Task directions: Print out the entries exactly, and include each one.
● ● ●
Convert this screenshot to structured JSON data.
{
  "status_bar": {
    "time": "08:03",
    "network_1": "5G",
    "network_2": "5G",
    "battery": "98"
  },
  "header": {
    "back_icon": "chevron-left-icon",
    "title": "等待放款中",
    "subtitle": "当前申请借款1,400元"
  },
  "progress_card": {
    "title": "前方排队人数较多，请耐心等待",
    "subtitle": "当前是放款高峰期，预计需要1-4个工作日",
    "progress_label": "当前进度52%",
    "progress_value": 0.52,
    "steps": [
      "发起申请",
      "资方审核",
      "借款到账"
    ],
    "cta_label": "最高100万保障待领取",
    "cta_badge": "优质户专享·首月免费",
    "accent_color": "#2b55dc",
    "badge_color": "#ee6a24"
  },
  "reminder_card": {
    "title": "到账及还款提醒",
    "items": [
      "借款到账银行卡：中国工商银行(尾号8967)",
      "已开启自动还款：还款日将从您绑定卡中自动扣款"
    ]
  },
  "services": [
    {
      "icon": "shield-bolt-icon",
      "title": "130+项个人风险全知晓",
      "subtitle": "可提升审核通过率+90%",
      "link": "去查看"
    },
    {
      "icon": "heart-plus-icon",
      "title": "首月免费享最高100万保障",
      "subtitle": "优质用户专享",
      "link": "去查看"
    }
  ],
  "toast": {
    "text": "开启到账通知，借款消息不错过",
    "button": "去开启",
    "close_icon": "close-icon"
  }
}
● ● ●
Task answer:
Convert this screenshot to structured JSON data.
{
  "status_bar": {
    "time": "08:03",
    "network_1": "5G",
    "network_2": "5G",
    "battery": "98"
  },
  "header": {
    "back_icon": "chevron-left-icon",
    "title": "等待放款中",
    "subtitle": "当前申请借款1,400元"
  },
  "progress_card": {
    "title": "前方排队人数较多，请耐心等待",
    "subtitle": "当前是放款高峰期，预计需要1-4个工作日",
    "progress_label": "当前进度52%",
    "progress_value": 0.52,
    "steps": [
      "发起申请",
      "资方审核",
      "借款到账"
    ],
    "cta_label": "最高100万保障待领取",
    "cta_badge": "优质户专享·首月免费",
    "accent_color": "#2b55dc",
    "badge_color": "#ee6a24"
  },
  "reminder_card": {
    "title": "到账及还款提醒",
    "items": [
      "借款到账银行卡：中国工商银行(尾号8967)",
      "已开启自动还款：还款日将从您绑定卡中自动扣款"
    ]
  },
  "services": [
    {
      "icon": "shield-bolt-icon",
      "title": "130+项个人风险全知晓",
      "subtitle": "可提升审核通过率+90%",
      "link": "去查看"
    },
    {
      "icon": "heart-plus-icon",
      "title": "首月免费享最高100万保障",
      "subtitle": "优质用户专享",
      "link": "去查看"
    }
  ],
  "toast": {
    "text": "开启到账通知，借款消息不错过",
    "button": "去开启",
    "close_icon": "close-icon"
  }
}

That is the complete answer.